Tuesday, November 9, 2010

Unspeakable Things

My wife’s family plays a game that I call “One More Terrible Thing.” It’s not really a game at all, but when the family gets together, talk will inevitably turn to some horrible news story that one of them read or heard about, and then that will remind Cousin Jane about some other tragedy that she now has to talk about, and that will remind Uncle Bob about a horrible thing that he has to tell everyone; and it all goes on in a tragic version of “Can You Top This?”

When the game starts, I leave the room. The tragedies I know about, I prefer to keep to myself; and I don’t want to add any new ones to anyone’s collection.

Why? Have you ever heard the old saying that if I have a good idea and I tell it to you, then we both have a good idea? It means that telling that good idea spreads it. Well, similarly, I believe that the same thing applies to misery; and that spreading a tragic story that you have no real connection to, merely spreads the pain. Why should I tell you about a horrible thing that happened to a friend of mine in Minnesota, just to “make conversation?” Why should I add her misery to what you already have on your plate, and then have you spread it later on to some other totally unrelated person.

Maybe I’m just too sensitive a person, but I really believe in spreading no more misery than is absolutely necessary.

Which brings us to the workshop.

A while ago I was at a workshop in which the speaker asked one of the attendees to read few passages to the audience from a book that described in gruesome detail some of the unspeakably horrible things that are being done by both sides to women in the Congo in the midst of war.

As I sat there listening to a game of “one more terrible thing” that would make my wife’s family sound like pathetic amateurs, I wondered just how much of this detail was necessary for us to hear in order for the speaker to make her point, and spur us to want to change the situation. At what point did it become overkill, making some of us think, “Just kill them all and let God sort them out,” or even to question God’s existence in the first place? And not to try to make our discomfort seem at all equal to the very real pain of the people we were being told about, did giving us all of the gory details simply end up spreading the misery further?

You will notice that I mentioned “unspeakably horrible things” that were being done. I didn’t give you the details, because to my mind, just that phrase should be enough to make you wince at what the possibilities could be, without putting actual images in your head that can never be erased.

I also used that phrase because the things that were read to us that day were indeed unspeakably horrible. As I posted on Facebook later on that day, “We need to know that the Holocaust happened, we don’t all need to know every gruesome detail of what the Nazis did.” To force people to see and hear every detail of what was done is to spread the pain that they inflicted even further.

I believe that there are some evils that should remain unspeakable, unless you have specifically asked for the information, or have a real need for it. I have heard more than I needed to know, and starting with me, it will become unspeakable, so that I don’t spread the pain any further.

And yet, it remains that something does need to be done about the situation in the Congo.

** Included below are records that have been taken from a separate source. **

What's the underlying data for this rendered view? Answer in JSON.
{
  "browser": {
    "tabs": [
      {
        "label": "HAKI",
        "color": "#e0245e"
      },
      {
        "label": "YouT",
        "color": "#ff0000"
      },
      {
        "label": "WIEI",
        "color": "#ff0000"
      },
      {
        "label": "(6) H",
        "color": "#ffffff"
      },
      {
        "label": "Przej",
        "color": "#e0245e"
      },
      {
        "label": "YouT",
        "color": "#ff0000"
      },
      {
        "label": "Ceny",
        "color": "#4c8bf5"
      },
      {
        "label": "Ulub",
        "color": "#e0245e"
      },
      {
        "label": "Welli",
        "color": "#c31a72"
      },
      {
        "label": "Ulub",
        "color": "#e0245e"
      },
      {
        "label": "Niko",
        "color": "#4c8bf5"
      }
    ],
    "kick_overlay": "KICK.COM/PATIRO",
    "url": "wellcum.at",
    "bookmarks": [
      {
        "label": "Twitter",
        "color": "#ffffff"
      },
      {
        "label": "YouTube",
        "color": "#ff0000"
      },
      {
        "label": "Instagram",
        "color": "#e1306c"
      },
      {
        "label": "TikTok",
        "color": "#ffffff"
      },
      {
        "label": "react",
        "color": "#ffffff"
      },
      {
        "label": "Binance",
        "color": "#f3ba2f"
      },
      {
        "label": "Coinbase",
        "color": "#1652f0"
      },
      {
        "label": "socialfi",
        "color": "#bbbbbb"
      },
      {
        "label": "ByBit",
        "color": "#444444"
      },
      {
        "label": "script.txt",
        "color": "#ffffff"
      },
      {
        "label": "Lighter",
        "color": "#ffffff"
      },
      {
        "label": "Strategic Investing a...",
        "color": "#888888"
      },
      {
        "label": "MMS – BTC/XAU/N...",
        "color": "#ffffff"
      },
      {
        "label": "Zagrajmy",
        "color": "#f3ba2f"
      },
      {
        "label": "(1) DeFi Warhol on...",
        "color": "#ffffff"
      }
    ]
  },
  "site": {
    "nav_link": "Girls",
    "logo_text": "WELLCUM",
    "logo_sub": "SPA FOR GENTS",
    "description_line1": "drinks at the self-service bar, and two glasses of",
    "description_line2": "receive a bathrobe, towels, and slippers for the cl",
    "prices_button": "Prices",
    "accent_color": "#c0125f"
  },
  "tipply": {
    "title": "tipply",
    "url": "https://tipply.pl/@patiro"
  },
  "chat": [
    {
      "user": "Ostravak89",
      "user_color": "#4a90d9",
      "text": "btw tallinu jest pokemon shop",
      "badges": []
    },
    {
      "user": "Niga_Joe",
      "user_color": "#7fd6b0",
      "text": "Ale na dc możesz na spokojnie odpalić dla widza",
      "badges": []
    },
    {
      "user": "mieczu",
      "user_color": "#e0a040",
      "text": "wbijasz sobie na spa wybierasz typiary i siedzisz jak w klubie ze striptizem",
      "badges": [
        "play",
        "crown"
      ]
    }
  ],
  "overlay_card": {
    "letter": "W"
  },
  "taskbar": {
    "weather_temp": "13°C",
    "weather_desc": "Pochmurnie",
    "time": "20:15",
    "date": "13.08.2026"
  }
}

1 comment:

  1. Keith: I am with you in spirit. I refuse to watch those tragic movies that I call the "Sunday Night Social Worker Movies." I try to skip over the gruesome details of very sad newspaper stories. However, as any descendant of the Holocaust will tell you, those who forget history are condemned to repeat it. Never forget.

    There was an article written about how Powerpoint caused the last Space Shuttle crash. Apparently all potential problems for a mission were put into a slide show, and gone over by the group. However, ice puncturing the foam on the hull was reduced to a mere bullet point on one slide, therefore also reducing its importance. Making it easy to gloss over.

    I agree with not wanting to hear horrors. But I lean towards defending those who want to speak about them, because not everyone is like you and me. Some people need to learn by hearing and repetition, or they might repeat those same mistakes.

    We need to be reminded about genocide in the Congo until there is no genocide in the Congo.